A large part of our motivation for investigating Twitter bots in class is that the amount of manipulation that humans are experiencing on line is ever increasing. Think, for example, about how Facebook’s time-line filtering algorithm shapes the world view of hundreds of millions around the globe. And that’s just the most main stream example.
As the course progressed, we focused on creating bots that could use machine learning to recognize “good” content for tweeting and retweeting. Bots that are able to detect topics within their tweet-stream … and distinguish between real, human accounts and robots among their followers.
However, the question remained: Can those thousands of followers be converted to influence on Twitter? For the class’ final project, we decided to put that to the test.
The overall goal was to for each team to build a convincing bot, get human followers, and at a specified time, for everyone work together to make specific hashtags trend on twitter. So how to achieve that goal?
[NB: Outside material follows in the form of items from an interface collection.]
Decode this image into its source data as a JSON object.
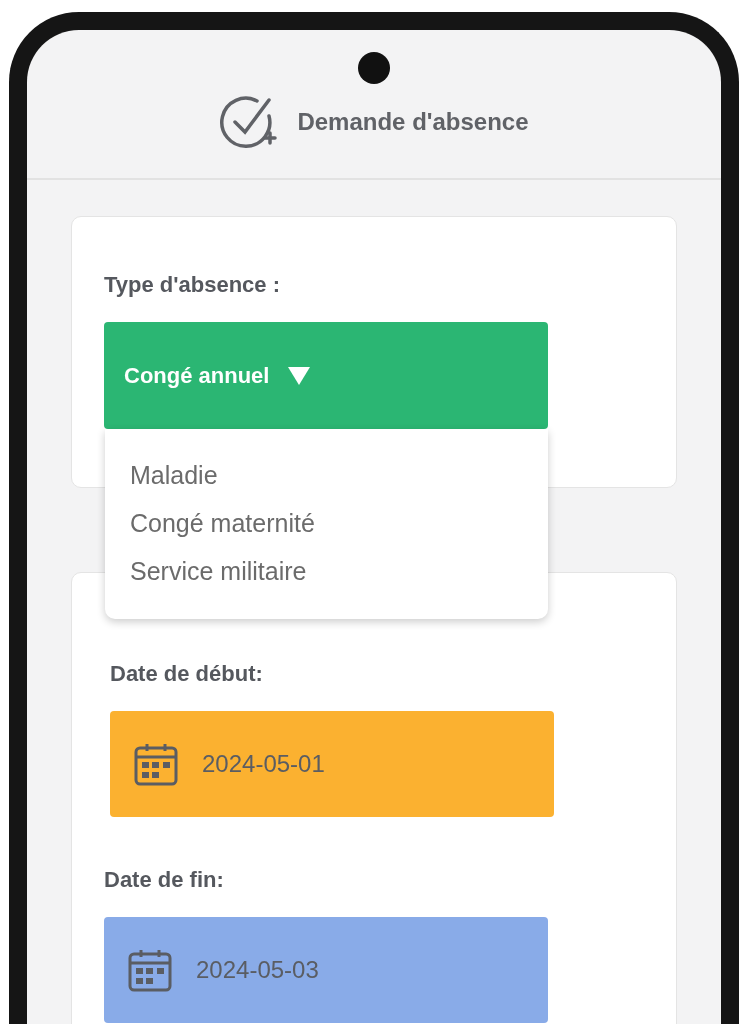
{
  "header": {
    "title": "Demande d'absence"
  },
  "absence_type": {
    "label": "Type d'absence :",
    "value": "Congé annuel",
    "expanded": true,
    "options": [
      {
        "label": "Maladie"
      },
      {
        "label": "Congé maternité"
      },
      {
        "label": "Service militaire"
      }
    ]
  },
  "dates": [
    {
      "label": "Date de début:",
      "value": "2024-05-01",
      "color": "#fbb130"
    },
    {
      "label": "Date de fin:",
      "value": "2024-05-03",
      "color": "#89abe8"
    }
  ]
}
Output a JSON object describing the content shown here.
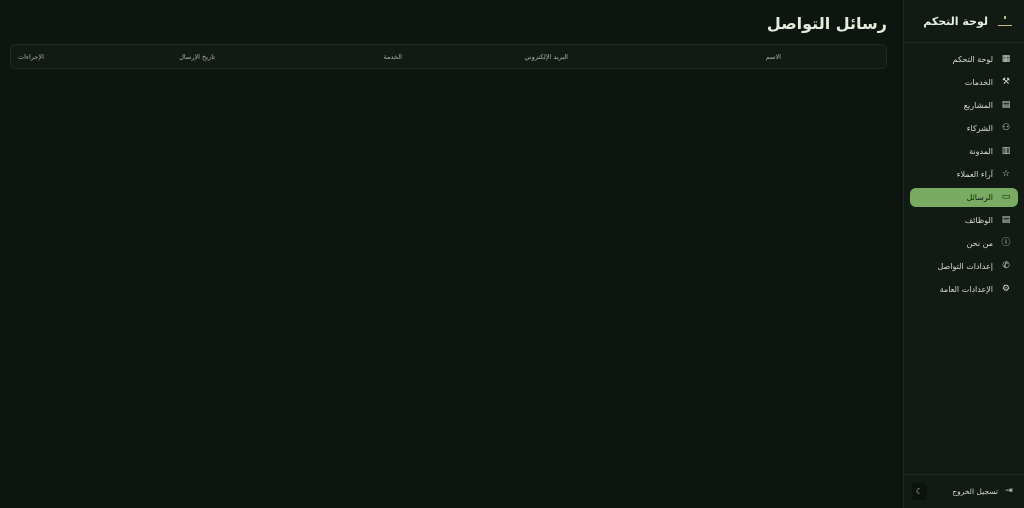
{
  "sidebar": {
    "title": "لوحة التحكم",
    "items": [
      {
        "label": "لوحة التحكم",
        "icon": "grid-icon"
      },
      {
        "label": "الخدمات",
        "icon": "wrench-icon"
      },
      {
        "label": "المشاريع",
        "icon": "briefcase-icon"
      },
      {
        "label": "الشركاء",
        "icon": "users-icon"
      },
      {
        "label": "المدونة",
        "icon": "newspaper-icon"
      },
      {
        "label": "آراء العملاء",
        "icon": "star-icon"
      },
      {
        "label": "الرسائل",
        "icon": "message-icon",
        "active": true
      },
      {
        "label": "الوظائف",
        "icon": "briefcase-icon"
      },
      {
        "label": "من نحن",
        "icon": "info-icon"
      },
      {
        "label": "إعدادات التواصل",
        "icon": "phone-icon"
      },
      {
        "label": "الإعدادات العامة",
        "icon": "gear-icon"
      }
    ],
    "logout": "تسجيل الخروج"
  },
  "main": {
    "title": "رسائل التواصل",
    "columns": [
      "الاسم",
      "البريد الإلكتروني",
      "الخدمة",
      "تاريخ الإرسال",
      "الإجراءات"
    ]
  },
  "colors": {
    "accent": "#7aab63",
    "background": "#0c150f"
  }
}
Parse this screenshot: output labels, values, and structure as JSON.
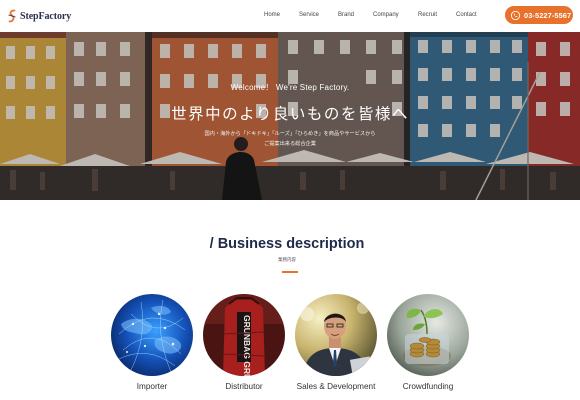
{
  "header": {
    "logo_text": "StepFactory",
    "nav": [
      {
        "label": "Home",
        "name": "nav-home"
      },
      {
        "label": "Service",
        "name": "nav-service"
      },
      {
        "label": "Brand",
        "name": "nav-brand"
      },
      {
        "label": "Company",
        "name": "nav-company"
      },
      {
        "label": "Recruit",
        "name": "nav-recruit"
      },
      {
        "label": "Contact",
        "name": "nav-contact"
      }
    ],
    "phone": "03-5227-5567",
    "phone_icon": "phone-icon"
  },
  "hero": {
    "welcome": "Welcome！ We're Step Factory.",
    "title": "世界中のより良いものを皆様へ",
    "sub_line1": "国内・海外から「ドキドキ」「ルーズ」「ひらめき」を商品やサービスから",
    "sub_line2": "ご提案出来る総合企業"
  },
  "business": {
    "title": "/ Business description",
    "subtitle": "業務内容",
    "items": [
      {
        "label": "Importer",
        "image": "globe-network-image"
      },
      {
        "label": "Distributor",
        "image": "grunbag-bag-image"
      },
      {
        "label": "Sales & Development",
        "image": "businessman-image"
      },
      {
        "label": "Crowdfunding",
        "image": "coins-plant-image"
      }
    ],
    "bag_text": "GRUNBAG GRU"
  },
  "colors": {
    "accent": "#e8722c",
    "heading": "#1f2a4a"
  }
}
Here’s an overview of what each team has worked on:
- Build convincing avatars and use the high follower-counts as part of the disguise.
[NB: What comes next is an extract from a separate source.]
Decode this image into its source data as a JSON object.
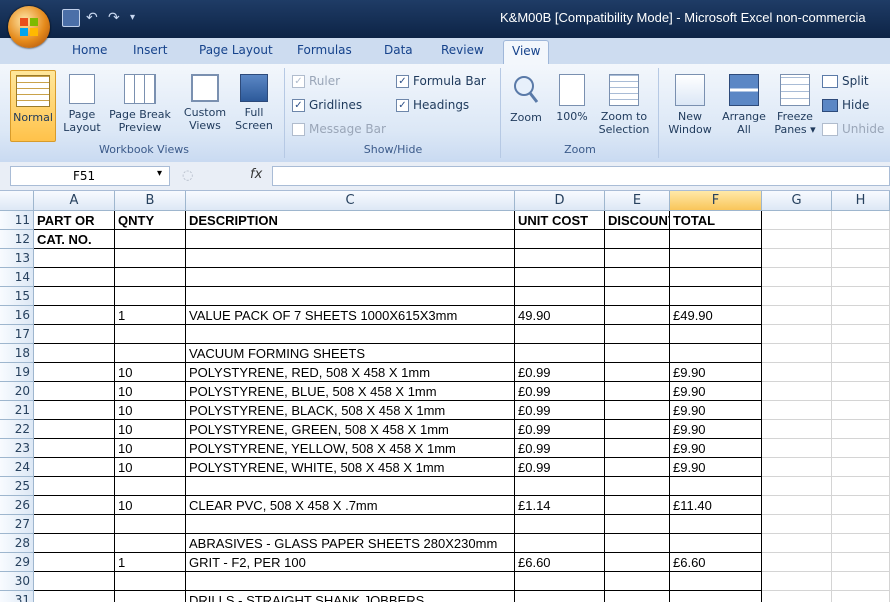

- Use machine learning to tell who’s a bot and who’s not (in order to focus only on humans and ignoring bots).
- Use natural language processing & machine learning to discover quality content to re-tweet and tweet.
- Use network theory, to explore the network surrounding existing followers, making sure that bot actions reach entire communities.
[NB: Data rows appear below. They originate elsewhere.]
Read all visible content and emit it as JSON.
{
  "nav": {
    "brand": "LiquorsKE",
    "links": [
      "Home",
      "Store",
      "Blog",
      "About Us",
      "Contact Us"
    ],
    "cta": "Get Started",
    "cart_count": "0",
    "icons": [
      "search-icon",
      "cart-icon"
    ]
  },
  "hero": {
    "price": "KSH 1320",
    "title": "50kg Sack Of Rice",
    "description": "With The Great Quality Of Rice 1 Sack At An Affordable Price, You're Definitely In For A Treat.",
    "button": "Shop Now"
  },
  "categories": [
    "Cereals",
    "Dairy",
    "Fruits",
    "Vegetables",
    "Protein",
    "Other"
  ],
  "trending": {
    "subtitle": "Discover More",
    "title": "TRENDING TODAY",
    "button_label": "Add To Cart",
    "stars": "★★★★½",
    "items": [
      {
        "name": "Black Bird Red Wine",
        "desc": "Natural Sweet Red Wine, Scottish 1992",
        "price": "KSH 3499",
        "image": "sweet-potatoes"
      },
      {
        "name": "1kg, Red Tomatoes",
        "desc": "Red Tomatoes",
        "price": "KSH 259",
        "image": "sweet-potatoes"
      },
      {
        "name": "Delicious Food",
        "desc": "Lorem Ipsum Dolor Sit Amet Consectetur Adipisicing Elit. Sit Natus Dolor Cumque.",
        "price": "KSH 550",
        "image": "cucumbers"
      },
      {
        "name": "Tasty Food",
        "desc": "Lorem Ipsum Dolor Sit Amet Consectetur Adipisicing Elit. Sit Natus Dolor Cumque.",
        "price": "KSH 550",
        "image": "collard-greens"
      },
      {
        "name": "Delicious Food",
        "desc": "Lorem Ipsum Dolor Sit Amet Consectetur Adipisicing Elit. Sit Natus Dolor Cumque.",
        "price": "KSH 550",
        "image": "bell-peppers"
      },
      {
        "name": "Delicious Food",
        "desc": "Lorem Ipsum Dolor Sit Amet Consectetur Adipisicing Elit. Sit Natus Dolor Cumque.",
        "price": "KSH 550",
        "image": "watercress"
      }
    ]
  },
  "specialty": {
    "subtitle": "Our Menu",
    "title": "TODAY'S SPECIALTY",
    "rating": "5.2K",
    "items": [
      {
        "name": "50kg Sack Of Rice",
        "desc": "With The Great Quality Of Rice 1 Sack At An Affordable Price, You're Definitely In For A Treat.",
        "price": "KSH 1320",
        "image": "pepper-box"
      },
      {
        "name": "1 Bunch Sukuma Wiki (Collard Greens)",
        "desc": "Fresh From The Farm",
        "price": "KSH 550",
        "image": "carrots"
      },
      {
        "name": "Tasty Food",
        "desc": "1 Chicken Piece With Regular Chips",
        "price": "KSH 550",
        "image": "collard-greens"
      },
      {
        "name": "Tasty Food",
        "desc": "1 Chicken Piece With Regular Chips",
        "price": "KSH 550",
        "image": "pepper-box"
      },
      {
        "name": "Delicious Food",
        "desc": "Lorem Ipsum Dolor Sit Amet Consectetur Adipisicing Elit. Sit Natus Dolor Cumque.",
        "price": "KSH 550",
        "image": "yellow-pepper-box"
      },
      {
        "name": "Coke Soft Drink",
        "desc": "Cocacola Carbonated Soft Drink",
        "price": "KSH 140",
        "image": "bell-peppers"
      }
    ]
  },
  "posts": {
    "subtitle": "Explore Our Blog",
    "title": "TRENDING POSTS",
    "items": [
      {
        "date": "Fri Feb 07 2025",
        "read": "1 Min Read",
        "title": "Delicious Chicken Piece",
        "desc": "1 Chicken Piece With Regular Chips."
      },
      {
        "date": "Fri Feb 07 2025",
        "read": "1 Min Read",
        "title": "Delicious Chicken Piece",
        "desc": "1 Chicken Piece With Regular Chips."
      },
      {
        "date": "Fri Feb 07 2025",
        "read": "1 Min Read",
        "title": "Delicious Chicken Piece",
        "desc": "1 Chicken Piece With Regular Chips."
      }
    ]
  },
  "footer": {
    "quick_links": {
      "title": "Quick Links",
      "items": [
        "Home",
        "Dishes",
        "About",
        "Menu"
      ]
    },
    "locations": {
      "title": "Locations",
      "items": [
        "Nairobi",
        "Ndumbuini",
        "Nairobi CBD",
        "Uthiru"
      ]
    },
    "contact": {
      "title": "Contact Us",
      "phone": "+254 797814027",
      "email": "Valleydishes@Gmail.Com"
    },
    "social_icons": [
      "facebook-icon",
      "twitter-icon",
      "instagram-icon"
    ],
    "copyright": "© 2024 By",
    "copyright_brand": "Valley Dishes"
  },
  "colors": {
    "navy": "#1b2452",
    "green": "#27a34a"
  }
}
We investigate the predictability of successful memes using their early spreading patterns in the underlying social networks. We propose and analyze a comprehensive set of features and develop an accurate model to predict future popularity of a meme given its early spreading patterns. Our paper provides the first comprehensive comparison of existing predictive frameworks. We categorize our features into three groups: influence of early adopters, community concentration, and characteristics of adoption time series. We find that features based on community structure are the most powerful predictors of future success. We also find that early popularity of a meme is not a good predictor of its future popularity, contrary to common belief. Our methods outperform other approaches, particularly in the task of detecting very popular or unpopular memes.
Another paper about popularity prediction.